■ INFORMATION:
((
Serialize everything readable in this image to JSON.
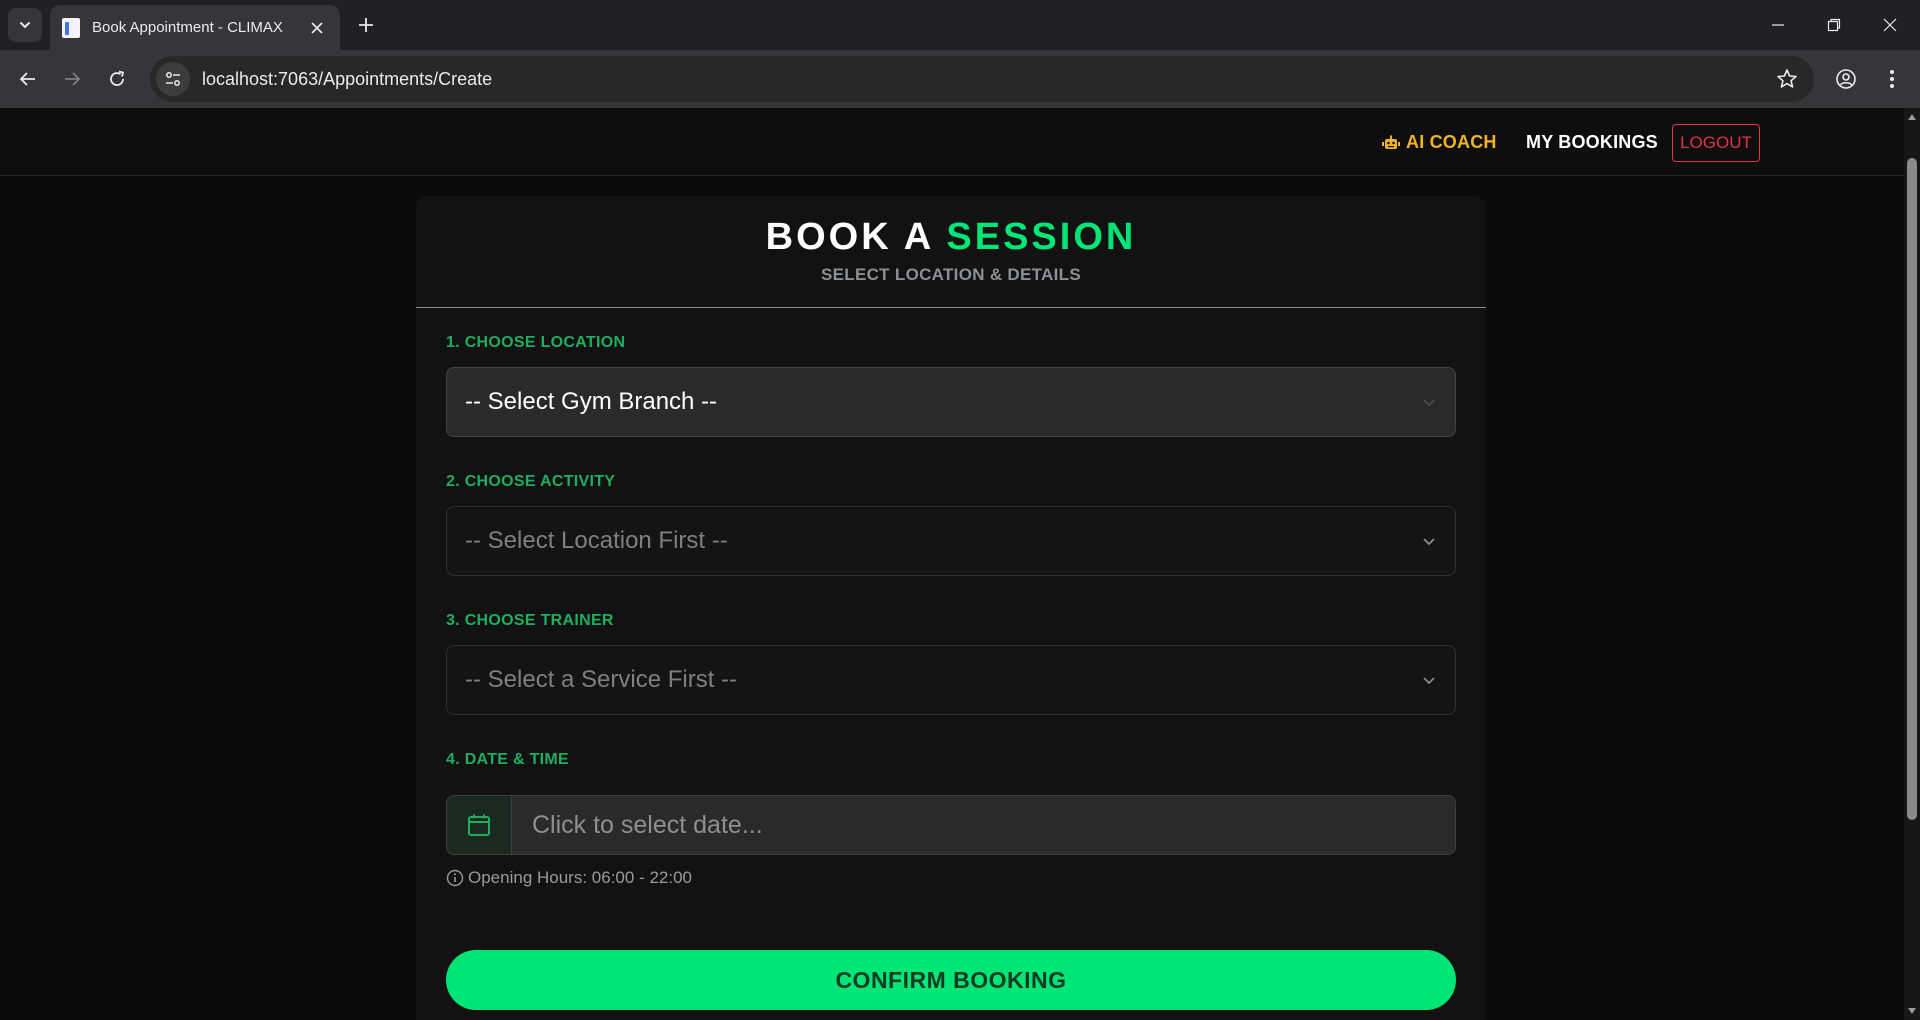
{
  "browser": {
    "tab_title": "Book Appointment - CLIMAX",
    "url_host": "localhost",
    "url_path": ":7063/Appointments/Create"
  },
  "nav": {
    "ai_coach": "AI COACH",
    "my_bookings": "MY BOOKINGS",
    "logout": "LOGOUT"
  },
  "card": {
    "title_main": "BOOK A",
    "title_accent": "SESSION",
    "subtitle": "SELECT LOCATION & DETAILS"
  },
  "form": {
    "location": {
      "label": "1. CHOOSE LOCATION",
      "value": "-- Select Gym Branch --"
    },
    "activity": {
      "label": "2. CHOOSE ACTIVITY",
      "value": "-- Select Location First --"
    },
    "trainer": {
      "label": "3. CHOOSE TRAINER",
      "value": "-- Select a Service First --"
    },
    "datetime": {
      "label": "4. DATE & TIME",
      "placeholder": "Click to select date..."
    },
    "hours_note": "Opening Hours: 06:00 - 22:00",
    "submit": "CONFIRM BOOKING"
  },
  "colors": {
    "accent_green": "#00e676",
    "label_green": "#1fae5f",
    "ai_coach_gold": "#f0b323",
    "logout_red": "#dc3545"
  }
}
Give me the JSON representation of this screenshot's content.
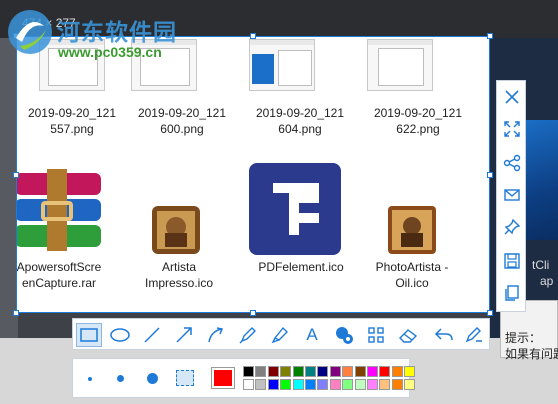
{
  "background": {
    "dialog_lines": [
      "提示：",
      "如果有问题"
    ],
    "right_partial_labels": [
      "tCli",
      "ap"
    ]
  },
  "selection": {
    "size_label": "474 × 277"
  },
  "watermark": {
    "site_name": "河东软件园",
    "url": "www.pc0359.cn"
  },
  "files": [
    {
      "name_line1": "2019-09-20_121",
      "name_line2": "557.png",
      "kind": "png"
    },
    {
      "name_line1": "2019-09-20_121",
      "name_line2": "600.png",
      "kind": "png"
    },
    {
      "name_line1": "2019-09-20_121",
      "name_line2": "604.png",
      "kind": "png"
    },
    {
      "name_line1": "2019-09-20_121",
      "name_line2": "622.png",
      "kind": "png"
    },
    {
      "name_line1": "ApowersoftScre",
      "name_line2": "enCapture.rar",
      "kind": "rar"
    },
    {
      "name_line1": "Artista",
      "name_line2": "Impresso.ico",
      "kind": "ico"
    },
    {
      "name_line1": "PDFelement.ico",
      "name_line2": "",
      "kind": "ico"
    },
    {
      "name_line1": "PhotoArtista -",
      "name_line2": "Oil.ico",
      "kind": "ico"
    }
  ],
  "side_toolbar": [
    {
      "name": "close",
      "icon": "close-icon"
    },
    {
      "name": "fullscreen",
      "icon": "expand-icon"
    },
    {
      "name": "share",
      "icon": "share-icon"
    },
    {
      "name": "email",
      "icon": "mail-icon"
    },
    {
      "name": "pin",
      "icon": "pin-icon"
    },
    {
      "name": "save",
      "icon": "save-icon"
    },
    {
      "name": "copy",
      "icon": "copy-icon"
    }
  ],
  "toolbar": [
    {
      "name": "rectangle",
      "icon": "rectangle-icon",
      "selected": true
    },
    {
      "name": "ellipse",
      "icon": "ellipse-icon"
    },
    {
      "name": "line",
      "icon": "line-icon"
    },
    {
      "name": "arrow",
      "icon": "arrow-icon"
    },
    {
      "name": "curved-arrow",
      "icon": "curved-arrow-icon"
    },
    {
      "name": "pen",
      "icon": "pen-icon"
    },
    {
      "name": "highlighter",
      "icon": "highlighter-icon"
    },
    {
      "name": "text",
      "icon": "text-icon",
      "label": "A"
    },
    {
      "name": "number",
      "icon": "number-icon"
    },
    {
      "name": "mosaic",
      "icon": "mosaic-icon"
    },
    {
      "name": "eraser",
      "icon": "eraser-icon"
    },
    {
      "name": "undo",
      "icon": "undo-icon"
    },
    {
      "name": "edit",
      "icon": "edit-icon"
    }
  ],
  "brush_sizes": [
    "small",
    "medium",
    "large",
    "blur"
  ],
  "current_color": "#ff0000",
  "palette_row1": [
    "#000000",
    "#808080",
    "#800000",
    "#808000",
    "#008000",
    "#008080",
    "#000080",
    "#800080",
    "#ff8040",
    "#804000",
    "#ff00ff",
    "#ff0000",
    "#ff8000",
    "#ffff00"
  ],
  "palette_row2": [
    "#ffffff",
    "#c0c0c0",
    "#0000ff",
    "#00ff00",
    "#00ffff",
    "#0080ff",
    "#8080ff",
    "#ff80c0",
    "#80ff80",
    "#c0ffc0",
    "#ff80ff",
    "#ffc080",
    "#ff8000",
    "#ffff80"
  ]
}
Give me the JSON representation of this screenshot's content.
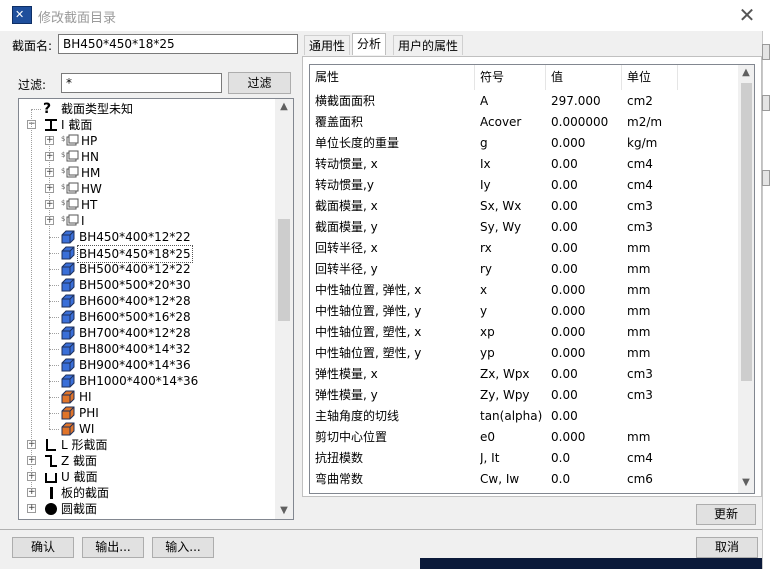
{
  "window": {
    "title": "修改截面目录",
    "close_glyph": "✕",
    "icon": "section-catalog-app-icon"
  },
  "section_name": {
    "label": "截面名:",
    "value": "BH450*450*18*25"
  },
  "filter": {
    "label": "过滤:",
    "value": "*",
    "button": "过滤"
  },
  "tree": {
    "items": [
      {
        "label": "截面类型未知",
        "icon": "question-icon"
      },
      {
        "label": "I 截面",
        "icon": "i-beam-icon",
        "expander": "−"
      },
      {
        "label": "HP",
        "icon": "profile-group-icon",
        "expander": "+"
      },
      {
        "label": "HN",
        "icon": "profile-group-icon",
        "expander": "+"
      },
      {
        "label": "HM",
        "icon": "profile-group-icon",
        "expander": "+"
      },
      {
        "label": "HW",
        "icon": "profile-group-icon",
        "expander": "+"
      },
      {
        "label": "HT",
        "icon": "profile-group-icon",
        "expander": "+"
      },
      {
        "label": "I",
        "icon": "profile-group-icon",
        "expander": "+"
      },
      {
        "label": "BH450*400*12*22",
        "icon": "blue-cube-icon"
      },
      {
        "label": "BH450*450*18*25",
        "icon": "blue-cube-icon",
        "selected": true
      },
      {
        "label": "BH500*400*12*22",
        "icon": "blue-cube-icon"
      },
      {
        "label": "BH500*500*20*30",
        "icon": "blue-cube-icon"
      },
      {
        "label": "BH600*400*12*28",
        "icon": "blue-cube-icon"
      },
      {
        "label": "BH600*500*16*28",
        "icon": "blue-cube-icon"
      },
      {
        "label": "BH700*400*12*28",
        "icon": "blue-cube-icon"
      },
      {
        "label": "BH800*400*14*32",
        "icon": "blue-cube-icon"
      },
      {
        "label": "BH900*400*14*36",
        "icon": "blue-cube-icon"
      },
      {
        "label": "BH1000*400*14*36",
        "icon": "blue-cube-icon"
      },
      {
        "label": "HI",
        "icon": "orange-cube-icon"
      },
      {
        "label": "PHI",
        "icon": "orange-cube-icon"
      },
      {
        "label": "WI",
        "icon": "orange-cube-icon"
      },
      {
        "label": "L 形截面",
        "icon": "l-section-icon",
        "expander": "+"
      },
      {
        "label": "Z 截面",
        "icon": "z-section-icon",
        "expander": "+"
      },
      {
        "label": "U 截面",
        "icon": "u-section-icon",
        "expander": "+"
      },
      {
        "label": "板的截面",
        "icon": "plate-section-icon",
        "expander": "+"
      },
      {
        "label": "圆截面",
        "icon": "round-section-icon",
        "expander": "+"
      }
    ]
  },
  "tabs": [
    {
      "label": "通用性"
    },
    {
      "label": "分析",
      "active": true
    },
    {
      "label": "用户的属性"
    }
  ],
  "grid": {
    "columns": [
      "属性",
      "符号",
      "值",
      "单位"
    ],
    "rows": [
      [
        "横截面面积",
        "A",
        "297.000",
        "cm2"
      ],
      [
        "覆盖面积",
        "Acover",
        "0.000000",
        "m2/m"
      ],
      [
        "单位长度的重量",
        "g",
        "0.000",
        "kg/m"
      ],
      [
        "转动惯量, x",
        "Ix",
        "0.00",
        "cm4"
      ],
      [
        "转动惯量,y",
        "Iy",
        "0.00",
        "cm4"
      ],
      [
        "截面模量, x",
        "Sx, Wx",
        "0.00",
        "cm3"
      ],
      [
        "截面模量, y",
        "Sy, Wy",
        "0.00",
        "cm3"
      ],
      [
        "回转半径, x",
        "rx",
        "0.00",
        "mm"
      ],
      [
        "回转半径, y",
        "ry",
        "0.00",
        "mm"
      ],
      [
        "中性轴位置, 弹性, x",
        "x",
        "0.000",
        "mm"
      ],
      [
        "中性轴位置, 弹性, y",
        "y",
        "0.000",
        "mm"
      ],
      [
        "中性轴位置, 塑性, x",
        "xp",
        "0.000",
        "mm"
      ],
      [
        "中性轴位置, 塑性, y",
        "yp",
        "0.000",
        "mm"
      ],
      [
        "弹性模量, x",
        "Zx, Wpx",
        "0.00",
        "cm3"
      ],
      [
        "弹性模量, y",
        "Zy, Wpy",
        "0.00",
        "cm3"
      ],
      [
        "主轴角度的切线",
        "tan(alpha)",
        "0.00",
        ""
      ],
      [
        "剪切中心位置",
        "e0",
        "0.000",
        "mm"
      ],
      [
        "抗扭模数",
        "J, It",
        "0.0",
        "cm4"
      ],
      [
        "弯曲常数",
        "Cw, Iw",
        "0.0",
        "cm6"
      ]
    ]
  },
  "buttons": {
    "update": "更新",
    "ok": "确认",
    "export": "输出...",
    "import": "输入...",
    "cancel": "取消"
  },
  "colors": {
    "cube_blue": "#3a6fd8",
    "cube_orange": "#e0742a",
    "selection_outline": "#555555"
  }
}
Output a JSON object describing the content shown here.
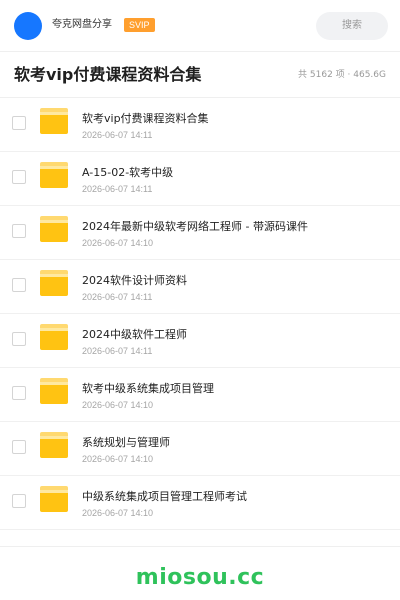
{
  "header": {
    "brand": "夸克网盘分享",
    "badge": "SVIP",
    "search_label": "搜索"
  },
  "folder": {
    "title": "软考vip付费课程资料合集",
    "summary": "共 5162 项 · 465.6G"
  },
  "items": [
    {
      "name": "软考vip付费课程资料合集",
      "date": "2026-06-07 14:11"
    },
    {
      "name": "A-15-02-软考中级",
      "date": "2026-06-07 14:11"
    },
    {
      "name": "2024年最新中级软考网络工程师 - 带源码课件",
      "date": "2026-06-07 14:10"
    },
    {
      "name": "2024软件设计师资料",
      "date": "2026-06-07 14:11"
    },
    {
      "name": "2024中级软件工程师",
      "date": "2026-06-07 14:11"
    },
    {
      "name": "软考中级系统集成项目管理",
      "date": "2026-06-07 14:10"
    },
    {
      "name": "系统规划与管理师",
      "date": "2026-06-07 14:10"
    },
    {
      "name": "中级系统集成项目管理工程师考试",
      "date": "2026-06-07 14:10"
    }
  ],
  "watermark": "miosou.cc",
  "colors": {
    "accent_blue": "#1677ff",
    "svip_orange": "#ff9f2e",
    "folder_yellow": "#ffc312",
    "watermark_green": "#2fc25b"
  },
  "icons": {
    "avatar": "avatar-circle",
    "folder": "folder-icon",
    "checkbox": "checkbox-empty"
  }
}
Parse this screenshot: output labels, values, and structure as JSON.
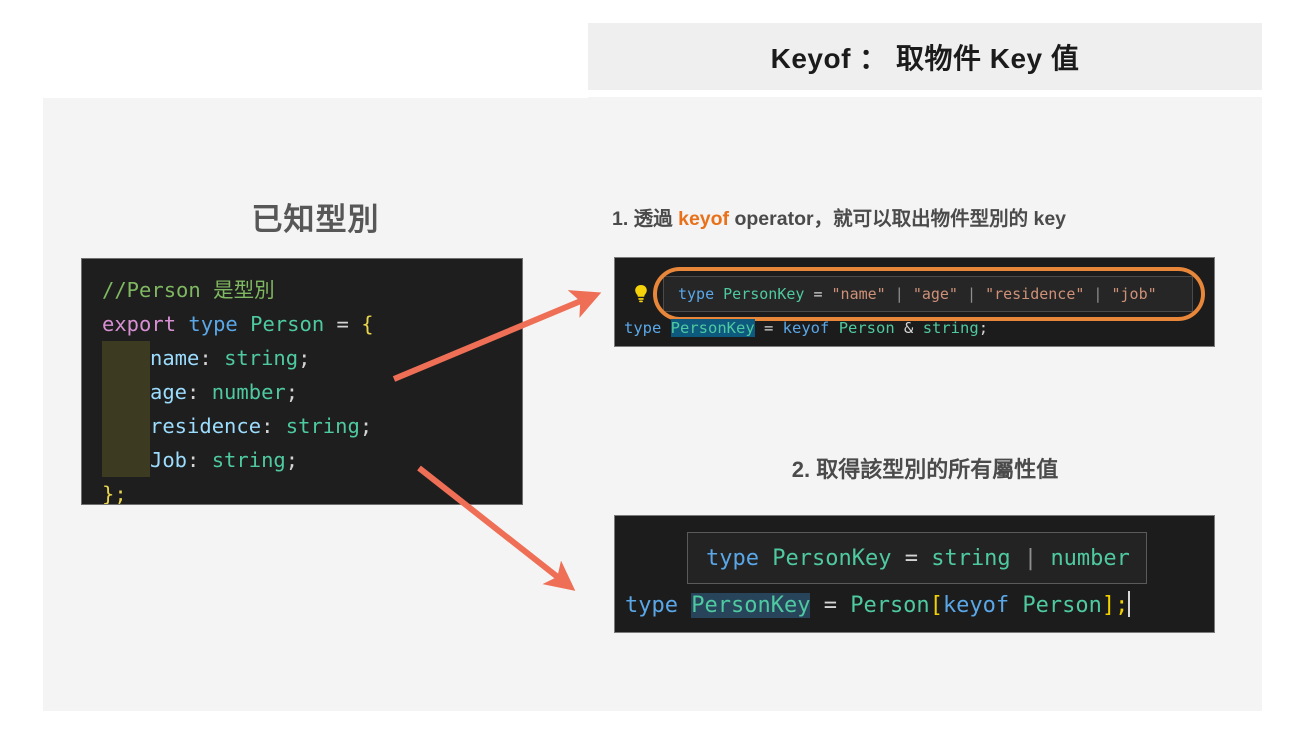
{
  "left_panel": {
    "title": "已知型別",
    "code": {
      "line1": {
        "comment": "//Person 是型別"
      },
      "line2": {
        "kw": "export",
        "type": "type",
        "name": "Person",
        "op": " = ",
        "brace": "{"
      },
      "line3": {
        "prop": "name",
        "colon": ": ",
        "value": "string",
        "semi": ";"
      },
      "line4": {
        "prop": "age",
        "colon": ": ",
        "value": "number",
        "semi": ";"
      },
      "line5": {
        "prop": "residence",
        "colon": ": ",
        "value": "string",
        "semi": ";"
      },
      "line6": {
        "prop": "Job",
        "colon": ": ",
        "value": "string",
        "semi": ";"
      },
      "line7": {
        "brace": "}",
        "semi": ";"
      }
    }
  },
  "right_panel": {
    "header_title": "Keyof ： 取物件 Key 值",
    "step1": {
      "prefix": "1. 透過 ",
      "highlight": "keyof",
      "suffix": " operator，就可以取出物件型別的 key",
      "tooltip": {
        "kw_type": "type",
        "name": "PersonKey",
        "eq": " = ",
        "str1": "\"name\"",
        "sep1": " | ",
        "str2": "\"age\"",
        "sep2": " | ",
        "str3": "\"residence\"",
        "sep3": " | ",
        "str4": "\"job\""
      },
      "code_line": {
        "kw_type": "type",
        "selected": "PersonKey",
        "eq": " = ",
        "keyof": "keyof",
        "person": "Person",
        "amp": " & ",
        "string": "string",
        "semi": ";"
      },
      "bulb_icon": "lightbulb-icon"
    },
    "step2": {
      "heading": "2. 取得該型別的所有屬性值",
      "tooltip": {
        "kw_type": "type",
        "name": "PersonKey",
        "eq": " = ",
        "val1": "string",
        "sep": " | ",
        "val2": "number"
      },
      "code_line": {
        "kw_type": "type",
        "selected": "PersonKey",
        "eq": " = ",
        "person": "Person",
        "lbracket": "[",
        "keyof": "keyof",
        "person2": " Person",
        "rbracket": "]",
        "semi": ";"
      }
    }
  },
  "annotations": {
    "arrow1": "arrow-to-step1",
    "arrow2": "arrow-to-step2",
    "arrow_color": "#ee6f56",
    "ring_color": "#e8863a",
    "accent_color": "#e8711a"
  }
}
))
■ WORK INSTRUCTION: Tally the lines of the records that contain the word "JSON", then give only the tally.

■ SOLUTION BELOW: 5